— Task objective —
Show every line below where "Hardware" can be found.

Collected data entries

[Start of Attachment]

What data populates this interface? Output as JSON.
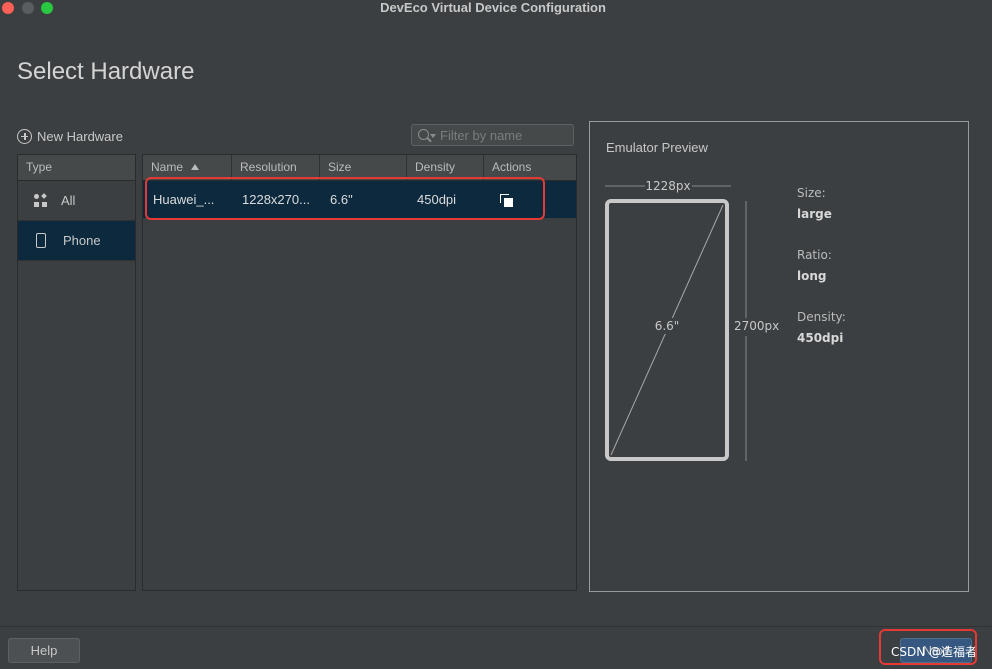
{
  "window": {
    "title": "DevEco Virtual Device Configuration"
  },
  "page": {
    "title": "Select Hardware"
  },
  "toolbar": {
    "new_hardware_label": "New Hardware",
    "filter_placeholder": "Filter by name"
  },
  "type_panel": {
    "header": "Type",
    "items": [
      {
        "label": "All",
        "icon": "category-grid-icon",
        "selected": false
      },
      {
        "label": "Phone",
        "icon": "phone-icon",
        "selected": true
      }
    ]
  },
  "table": {
    "columns": [
      "Name",
      "Resolution",
      "Size",
      "Density",
      "Actions"
    ],
    "sort_column": "Name",
    "rows": [
      {
        "name": "Huawei_...",
        "resolution": "1228x270...",
        "size": "6.6\"",
        "density": "450dpi",
        "action_icon": "clone-icon",
        "selected": true
      }
    ]
  },
  "preview": {
    "title": "Emulator Preview",
    "width_label": "1228px",
    "height_label": "2700px",
    "diagonal_label": "6.6\"",
    "specs": [
      {
        "label": "Size:",
        "value": "large"
      },
      {
        "label": "Ratio:",
        "value": "long"
      },
      {
        "label": "Density:",
        "value": "450dpi"
      }
    ]
  },
  "footer": {
    "help_label": "Help",
    "next_label": "Next"
  },
  "watermark": "CSDN @造福者",
  "colors": {
    "background": "#3c3f41",
    "selection": "#0d293e",
    "primary_button": "#365880",
    "highlight_box": "#e53935"
  }
}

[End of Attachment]

— Answer for the task —
    "title": "Select Hardware"
    "new_hardware_label": "New Hardware",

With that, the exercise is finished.